*** Block opens ***
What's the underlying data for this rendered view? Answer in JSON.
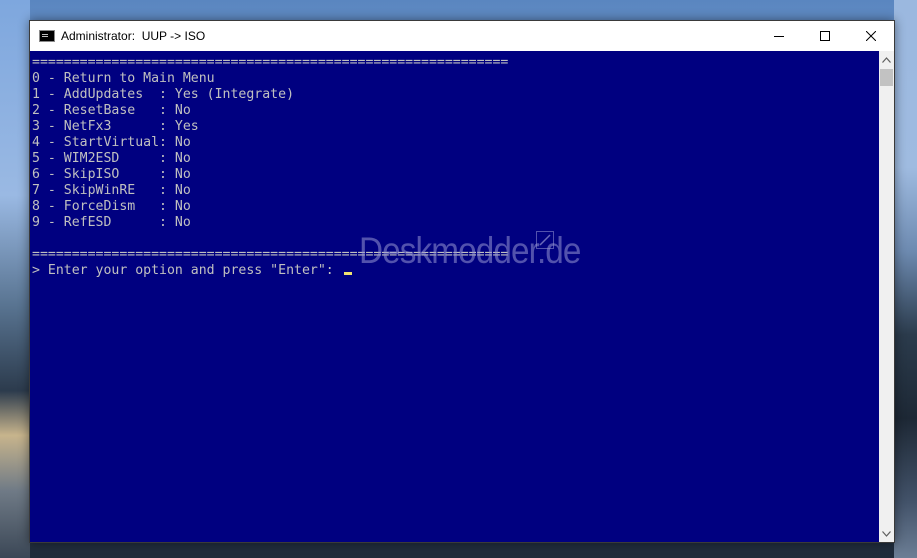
{
  "window": {
    "title": "Administrator:  UUP -> ISO",
    "icon": "cmd-icon",
    "controls": {
      "minimize": "minimize-icon",
      "maximize": "maximize-icon",
      "close": "close-icon"
    }
  },
  "console": {
    "separator_top": "============================================================",
    "lines": [
      "0 - Return to Main Menu",
      "1 - AddUpdates  : Yes (Integrate)",
      "2 - ResetBase   : No",
      "3 - NetFx3      : Yes",
      "4 - StartVirtual: No",
      "5 - WIM2ESD     : No",
      "6 - SkipISO     : No",
      "7 - SkipWinRE   : No",
      "8 - ForceDism   : No",
      "9 - RefESD      : No"
    ],
    "blank": "",
    "separator_bottom": "============================================================",
    "prompt": "> Enter your option and press \"Enter\": "
  },
  "watermark": {
    "text": "Deskmodder.de",
    "icon": "pencil-icon"
  },
  "colors": {
    "console_bg": "#000080",
    "console_text": "#c0c0c0",
    "cursor": "#f0e270",
    "titlebar": "#ffffff"
  }
}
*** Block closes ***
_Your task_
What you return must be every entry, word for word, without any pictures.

_Result of this task_
What's the underlying data for this rendered view? Answer in JSON.
{
  "window": {
    "title": "Administrator:  UUP -> ISO",
    "icon": "cmd-icon",
    "controls": {
      "minimize": "minimize-icon",
      "maximize": "maximize-icon",
      "close": "close-icon"
    }
  },
  "console": {
    "separator_top": "============================================================",
    "lines": [
      "0 - Return to Main Menu",
      "1 - AddUpdates  : Yes (Integrate)",
      "2 - ResetBase   : No",
      "3 - NetFx3      : Yes",
      "4 - StartVirtual: No",
      "5 - WIM2ESD     : No",
      "6 - SkipISO     : No",
      "7 - SkipWinRE   : No",
      "8 - ForceDism   : No",
      "9 - RefESD      : No"
    ],
    "blank": "",
    "separator_bottom": "============================================================",
    "prompt": "> Enter your option and press \"Enter\": "
  },
  "watermark": {
    "text": "Deskmodder.de",
    "icon": "pencil-icon"
  },
  "colors": {
    "console_bg": "#000080",
    "console_text": "#c0c0c0",
    "cursor": "#f0e270",
    "titlebar": "#ffffff"
  }
}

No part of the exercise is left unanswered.